[WHAT YOU WILL DO]: In the entries below, find each line with the string "structured" and copy it.

--- DATA RECORDS Enclosed Below ---

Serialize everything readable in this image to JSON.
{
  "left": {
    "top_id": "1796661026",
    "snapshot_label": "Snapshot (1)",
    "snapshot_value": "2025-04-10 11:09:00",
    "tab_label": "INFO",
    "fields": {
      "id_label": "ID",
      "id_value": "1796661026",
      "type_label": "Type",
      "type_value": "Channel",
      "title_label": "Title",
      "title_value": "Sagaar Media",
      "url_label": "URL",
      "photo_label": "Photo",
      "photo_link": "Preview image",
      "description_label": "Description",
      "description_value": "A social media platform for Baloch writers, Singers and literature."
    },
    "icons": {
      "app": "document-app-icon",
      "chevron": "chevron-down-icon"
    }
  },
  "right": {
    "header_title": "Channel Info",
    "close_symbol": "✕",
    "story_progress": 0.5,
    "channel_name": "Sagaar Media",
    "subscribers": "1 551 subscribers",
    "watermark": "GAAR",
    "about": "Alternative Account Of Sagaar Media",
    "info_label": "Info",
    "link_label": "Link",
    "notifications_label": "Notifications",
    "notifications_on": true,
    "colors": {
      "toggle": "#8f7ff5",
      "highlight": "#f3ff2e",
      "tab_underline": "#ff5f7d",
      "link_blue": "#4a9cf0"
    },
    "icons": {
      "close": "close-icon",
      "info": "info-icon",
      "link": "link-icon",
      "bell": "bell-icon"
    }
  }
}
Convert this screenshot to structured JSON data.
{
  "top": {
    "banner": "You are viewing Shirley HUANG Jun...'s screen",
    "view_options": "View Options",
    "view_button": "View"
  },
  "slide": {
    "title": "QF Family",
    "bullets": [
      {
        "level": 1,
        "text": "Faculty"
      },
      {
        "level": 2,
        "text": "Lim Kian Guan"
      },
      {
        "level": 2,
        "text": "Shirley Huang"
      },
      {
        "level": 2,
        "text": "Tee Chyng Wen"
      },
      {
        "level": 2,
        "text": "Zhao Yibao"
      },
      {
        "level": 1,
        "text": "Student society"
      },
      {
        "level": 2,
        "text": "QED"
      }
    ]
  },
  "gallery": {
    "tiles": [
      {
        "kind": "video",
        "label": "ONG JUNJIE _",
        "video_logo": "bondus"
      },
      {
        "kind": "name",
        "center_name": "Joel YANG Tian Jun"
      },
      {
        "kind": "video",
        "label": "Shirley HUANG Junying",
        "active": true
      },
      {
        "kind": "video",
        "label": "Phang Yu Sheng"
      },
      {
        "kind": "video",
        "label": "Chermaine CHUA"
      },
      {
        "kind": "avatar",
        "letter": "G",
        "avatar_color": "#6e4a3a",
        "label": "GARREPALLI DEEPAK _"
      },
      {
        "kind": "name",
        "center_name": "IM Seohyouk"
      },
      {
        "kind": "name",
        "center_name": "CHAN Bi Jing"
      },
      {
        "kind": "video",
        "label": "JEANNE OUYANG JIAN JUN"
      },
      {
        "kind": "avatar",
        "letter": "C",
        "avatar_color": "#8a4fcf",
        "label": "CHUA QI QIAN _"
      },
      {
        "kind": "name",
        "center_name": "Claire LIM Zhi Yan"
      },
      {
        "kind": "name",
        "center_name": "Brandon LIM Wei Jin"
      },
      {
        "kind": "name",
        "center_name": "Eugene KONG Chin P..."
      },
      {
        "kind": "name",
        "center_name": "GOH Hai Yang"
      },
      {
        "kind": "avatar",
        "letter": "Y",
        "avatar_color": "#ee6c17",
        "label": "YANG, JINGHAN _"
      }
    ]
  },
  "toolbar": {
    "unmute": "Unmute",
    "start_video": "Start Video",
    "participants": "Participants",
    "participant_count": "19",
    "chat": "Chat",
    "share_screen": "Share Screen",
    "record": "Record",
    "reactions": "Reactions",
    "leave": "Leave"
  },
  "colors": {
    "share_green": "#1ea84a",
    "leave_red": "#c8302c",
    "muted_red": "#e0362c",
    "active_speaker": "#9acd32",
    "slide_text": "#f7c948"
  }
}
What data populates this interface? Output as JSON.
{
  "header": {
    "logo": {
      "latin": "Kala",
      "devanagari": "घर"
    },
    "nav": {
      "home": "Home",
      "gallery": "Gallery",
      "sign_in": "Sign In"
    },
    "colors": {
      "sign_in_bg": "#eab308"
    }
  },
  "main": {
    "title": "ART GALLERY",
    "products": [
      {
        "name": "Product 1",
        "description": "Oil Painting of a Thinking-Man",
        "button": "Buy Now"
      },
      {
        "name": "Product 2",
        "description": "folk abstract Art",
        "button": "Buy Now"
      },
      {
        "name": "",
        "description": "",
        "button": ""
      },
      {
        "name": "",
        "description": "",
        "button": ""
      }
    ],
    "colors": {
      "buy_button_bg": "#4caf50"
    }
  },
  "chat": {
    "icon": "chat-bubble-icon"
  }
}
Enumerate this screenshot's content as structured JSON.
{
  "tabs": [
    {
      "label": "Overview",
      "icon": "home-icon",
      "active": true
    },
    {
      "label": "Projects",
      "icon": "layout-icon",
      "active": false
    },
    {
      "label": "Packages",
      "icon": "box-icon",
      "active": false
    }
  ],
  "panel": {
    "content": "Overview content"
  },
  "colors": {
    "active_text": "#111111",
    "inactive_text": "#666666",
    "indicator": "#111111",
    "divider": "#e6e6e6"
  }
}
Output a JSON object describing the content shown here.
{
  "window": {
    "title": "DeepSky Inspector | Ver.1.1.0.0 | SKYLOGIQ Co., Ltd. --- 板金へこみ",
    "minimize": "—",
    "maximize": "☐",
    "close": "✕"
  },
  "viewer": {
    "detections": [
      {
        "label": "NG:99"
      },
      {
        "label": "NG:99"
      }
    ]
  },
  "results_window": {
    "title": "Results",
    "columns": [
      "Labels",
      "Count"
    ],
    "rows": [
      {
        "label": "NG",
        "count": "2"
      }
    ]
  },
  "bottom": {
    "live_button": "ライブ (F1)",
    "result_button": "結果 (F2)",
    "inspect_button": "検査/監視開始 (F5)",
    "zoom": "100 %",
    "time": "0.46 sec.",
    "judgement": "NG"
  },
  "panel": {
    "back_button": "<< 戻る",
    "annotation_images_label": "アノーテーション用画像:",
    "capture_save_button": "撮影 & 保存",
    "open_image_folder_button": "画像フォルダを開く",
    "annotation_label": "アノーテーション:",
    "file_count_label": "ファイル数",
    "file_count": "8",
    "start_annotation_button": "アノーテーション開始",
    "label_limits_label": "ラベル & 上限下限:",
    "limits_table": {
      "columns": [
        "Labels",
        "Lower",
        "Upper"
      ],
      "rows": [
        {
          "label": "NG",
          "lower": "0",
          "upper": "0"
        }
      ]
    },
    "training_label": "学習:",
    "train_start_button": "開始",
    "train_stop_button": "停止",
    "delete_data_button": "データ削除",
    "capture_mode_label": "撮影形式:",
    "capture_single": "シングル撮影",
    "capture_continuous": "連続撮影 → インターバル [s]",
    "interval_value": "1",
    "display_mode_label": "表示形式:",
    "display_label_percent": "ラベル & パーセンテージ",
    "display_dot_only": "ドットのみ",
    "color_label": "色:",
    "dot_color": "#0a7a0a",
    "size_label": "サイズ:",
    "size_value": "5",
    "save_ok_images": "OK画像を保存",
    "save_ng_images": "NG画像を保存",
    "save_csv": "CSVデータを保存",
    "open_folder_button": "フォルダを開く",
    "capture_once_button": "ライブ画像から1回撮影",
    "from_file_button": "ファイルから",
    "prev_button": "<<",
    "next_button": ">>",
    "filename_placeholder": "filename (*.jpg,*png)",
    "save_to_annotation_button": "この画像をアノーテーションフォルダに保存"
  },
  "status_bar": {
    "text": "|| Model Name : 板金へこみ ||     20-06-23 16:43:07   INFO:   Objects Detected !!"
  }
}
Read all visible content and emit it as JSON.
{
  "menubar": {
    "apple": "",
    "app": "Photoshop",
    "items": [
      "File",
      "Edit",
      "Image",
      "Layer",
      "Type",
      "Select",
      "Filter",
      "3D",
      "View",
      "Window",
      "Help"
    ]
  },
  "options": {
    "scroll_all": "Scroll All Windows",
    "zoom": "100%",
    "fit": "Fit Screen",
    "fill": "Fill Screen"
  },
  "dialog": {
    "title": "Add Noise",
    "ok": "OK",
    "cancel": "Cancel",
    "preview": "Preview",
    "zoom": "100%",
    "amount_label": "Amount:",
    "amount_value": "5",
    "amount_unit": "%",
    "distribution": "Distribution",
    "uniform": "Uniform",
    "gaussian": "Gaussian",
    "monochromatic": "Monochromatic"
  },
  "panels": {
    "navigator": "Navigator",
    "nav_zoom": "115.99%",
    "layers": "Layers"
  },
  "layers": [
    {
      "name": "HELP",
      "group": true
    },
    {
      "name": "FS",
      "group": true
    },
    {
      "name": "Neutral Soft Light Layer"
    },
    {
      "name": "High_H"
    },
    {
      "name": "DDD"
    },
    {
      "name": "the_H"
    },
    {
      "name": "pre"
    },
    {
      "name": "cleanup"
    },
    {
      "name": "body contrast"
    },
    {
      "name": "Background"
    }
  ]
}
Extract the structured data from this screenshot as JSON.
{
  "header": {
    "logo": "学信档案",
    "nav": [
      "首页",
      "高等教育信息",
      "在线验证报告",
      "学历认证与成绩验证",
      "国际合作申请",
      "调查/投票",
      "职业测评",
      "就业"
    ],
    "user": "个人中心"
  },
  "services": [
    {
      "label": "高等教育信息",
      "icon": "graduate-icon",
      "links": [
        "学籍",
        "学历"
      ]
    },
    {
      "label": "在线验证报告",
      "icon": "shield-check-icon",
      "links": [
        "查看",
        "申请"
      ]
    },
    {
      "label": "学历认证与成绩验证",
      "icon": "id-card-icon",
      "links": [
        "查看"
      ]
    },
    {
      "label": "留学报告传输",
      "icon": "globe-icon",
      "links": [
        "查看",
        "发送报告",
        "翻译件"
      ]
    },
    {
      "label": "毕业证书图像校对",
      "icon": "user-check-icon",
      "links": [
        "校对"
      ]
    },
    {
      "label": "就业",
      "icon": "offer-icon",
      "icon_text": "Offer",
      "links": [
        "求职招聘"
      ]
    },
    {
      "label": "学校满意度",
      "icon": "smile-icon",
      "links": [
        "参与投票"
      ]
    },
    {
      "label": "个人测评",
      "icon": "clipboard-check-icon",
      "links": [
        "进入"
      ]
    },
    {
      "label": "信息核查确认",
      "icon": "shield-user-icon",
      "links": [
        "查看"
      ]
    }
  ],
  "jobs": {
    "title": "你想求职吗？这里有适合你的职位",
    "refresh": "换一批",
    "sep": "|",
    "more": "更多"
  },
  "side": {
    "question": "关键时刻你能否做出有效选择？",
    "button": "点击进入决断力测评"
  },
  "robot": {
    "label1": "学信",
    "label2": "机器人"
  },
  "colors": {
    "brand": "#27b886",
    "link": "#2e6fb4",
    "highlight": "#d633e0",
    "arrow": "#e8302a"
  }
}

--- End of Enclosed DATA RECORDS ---

[EXERCISE ANSWER]:
Convert this screenshot to structured JSON data.
Enumerate this screenshot's content as structured JSON.
Extract the structured data from this screenshot as JSON.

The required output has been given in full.